I, in fact, question (question -- not refute -- I approach this as a historian) the existence of a historic Jesus. I like to think of him as a Lt. Kije or Capt. Tuttle, a fictitious front for the activities of a group of philosophers who imbedded in their own story their explanation for having a front: bloody death by crucifiction. Whether or not he existed, however, should not take away from the messages of the Jesus stories if you think that message is good. I seem to have absorbed some of those messages as good; but, to reiterate, I do not think of them as pronouncements from a god. Observing those messages is not an act of devotion to a god on my part, but an act of respect to another person.
So, perhaps you could say that I am an Egotist or Materialist or even a spiritual Anarchist, in that my atheism and my morality spring from my Self and from whatever cultural, experiential, and intellectual influences created that Self, not from an objective or omniscent higher power. I'm sure there is already a school of philosophy that deals with that, I just haven't yet gotten around to looking for it.
See? Not necessary to my existence.
8) My lack of belief extends to ghosts, superstitions and any other phenomenon that is predicated on some higher intelligence that willfully manipulates events on earth.
Except for pennies.

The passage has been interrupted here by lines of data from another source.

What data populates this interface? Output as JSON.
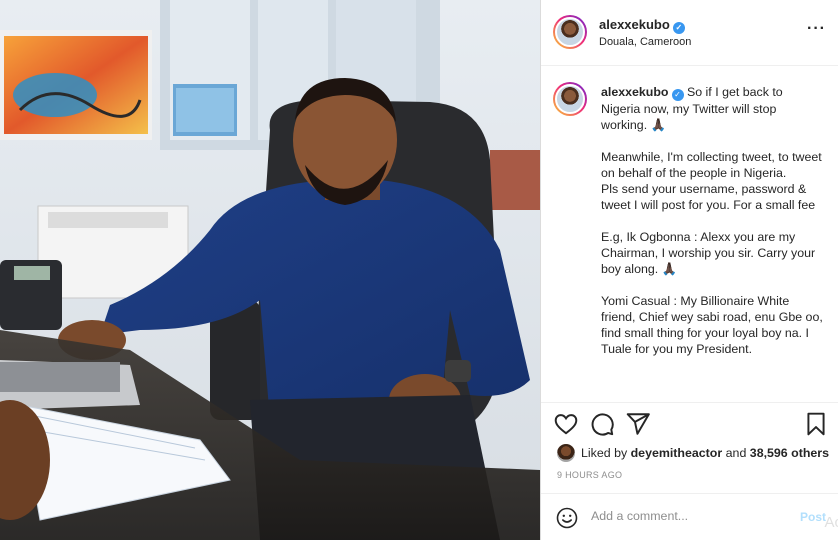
{
  "post": {
    "username": "alexxekubo",
    "location": "Douala, Cameroon",
    "more_icon": "more-options-icon",
    "caption_paragraphs": [
      "So if I get back to Nigeria now, my Twitter will stop working. 🙏🏿",
      "Meanwhile, I'm collecting tweet, to tweet on behalf of the people in Nigeria.",
      "Pls send your username, password & tweet I will post for you. For a small fee",
      "E.g, Ik Ogbonna : Alexx you are my Chairman, I worship you sir. Carry your boy along. 🙏🏿",
      "Yomi Casual : My Billionaire White friend, Chief wey sabi road, enu Gbe oo, find small thing for your loyal boy na. I Tuale for you my President."
    ],
    "likes": {
      "prefix": "Liked by",
      "liker": "deyemitheactor",
      "connector": "and",
      "others": "38,596 others"
    },
    "time_ago": "9 HOURS AGO"
  },
  "actions": {
    "icons": [
      "heart-icon",
      "comment-icon",
      "share-icon",
      "bookmark-icon"
    ]
  },
  "comment": {
    "placeholder": "Add a comment...",
    "post_label": "Post",
    "overlay_text": "Ac"
  },
  "colors": {
    "verified_blue": "#3897f0",
    "post_disabled": "#b2dffc",
    "muted_text": "#8e8e8e"
  }
}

I will run into traffic to retrieve a penny just to get the good luck -- although any good luck was probably used up in not getting hit by a car.
I never knew about the head-up, tails-up differential until I was over 30. I heard about it in Connecticut, so my reaction was: "What kind of Yankee regional bullshit is that?" A penny is good luck, no matter what side is up. Nevertheless, when I find a heads-down penny, a tiny irrational voice now tells me, "Ooooh, tails up! That's not really good luck!" That pisses me off.
I act as if this matters. I am a crappy atheist in this regard, as well.
There you are: Eight things you now know about me!
In conclusion, we can surmise a few random things about Clio Bluestocking. First, she cannot differentiate between a "fact" and a "story." Second, she has terrible verbal incontinence. Third, she seems to seek out extreme experiences, even if she herself does not live extremely. Fourth, she is intellectually inconsistent ("Do I contradict myself?"). Fifth, she and maturity seem to have only a passing acquaintance. Sixth, her immaturity can also be interpreted as being a late bloomer, since she seems to have done nothing worthy of note until age 25 ("I pass over all that happened at school..."). Seventh, she has left very few roads untravelled; and, Eighth, her guiding philosophy is "what the hell?"
The final portion of the game requires me to tag eight other people. I am too shy to tag anyone specifically. Plus, I do spend a great deal of time requiring people to provide me with written answers through the course of my week. Should anyone who reads this or who is linked in my sidebar care to respond on their own (hint to Claire, John "Ivan" R., Babu, and Xena the Warrior Kitty), then by all means do so!